The Blue Parakeet reflects on how Christians discern scripture
CHICAGO, IL (January 8, 2009) – What do blue parakeets have in common with modern Christians? You can find the answer in Scot McKnight’s latest book. But don’t expect to read about birds. His book, The Blue Parakeet
, is actually a reflection on how modern Christians discern Scripture.
“I’m concerned that most of us aren’t aware of how we read, apply, and live out the Bible,” explains McKnight, Karl A. Olsson Professor in Religion Studies at North Park University.
Most Christians, he observes, choose among scriptural admonitions like the fare in buffet line—adhering to certain passages while dismissing others as outdated or anachronistic. Christians today, for instance, don’t stone homosexuals, greet one another with a holy kiss, wash each other’s feet, or make women stay silent in the church. Many don’t observe a Sabbath.
“I was taught, ‘God says it, I believe it, that settles it,’” McKnight recalls. But that isn’t how anyone really behaves, he concedes, and we would do everyone (including ourselves) a favor to admit it. “We enter into the world of the Bible, and then we pop into our world,” he says.
McKnight came up with the name of the book after seeing a once tame blue parakeet that had escaped from its cage and taken refuge in his backyard. The sparrows didn’t know what to make of the strange intruder but eventually adapted their behavior while allowing the parakeet to be itself. The biblical texts that we easily explain away are blue parakeets, McKnight concludes.
He notes that every author in the Bible also had to go through the process of discerning what Scripture meant for his day. Each of these writers saw himself as a story within the larger narratives of Scripture, and were thus constrained and freed by the grander context. “We have to take seriously how the authors in the Bible took seriously their predecessors,” advises McKnight.
In the final chapters of the book, he takes readers themselves through the process of discernment with a case study addressing the role of women in ministry. McKnight begins, not by summarizing verses instructing women to be silent in church, but by asking, “What did women do?” in the Bible. By looking at the broader context of Scripture, the “silencing” passages are reduced as arguments against women in ministry.

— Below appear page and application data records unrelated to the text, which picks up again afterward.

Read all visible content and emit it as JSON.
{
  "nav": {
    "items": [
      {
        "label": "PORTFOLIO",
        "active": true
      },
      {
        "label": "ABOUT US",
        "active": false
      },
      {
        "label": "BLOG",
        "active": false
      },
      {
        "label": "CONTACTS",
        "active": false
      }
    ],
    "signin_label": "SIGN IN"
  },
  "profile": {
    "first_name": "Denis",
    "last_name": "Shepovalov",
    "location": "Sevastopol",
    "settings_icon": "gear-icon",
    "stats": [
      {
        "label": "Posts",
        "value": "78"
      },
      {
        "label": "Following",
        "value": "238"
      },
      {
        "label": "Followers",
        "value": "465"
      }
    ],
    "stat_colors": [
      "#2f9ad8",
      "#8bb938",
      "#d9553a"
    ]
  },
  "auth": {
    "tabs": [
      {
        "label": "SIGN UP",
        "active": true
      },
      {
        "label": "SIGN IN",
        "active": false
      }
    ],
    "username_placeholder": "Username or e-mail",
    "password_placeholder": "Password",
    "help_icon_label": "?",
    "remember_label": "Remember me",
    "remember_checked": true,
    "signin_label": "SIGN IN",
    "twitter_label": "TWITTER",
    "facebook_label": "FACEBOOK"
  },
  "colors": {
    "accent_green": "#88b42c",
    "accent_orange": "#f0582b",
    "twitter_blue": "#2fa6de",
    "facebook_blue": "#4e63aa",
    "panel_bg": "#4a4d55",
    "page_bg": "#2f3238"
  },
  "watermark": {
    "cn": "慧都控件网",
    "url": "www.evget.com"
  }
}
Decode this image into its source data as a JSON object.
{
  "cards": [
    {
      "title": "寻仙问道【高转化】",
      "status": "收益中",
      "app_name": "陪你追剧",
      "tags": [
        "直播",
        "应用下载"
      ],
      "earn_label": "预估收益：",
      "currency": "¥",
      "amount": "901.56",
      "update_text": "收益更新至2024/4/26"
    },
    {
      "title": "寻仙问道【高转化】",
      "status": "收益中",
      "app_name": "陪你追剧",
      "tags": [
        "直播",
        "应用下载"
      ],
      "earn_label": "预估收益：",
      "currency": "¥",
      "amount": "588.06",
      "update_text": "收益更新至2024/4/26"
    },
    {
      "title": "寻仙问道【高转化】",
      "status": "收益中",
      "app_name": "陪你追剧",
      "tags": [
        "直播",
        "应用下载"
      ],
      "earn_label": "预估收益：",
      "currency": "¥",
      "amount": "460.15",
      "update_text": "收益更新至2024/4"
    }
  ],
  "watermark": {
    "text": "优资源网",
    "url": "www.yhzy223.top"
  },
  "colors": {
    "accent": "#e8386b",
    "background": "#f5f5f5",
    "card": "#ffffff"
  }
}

McKnight deliberately avoids developing a formula for how people should interpret Scripture, which has frustrated some critics. Although he still expects some people to use his suggestions to justify their own favored views, he hopes the book will be a guide to Christians on how they can do what the Apostle Paul and other writers of Scripture did—allow themselves ultimately to be guided by the Holy Spirit rather than legalistic interpretations.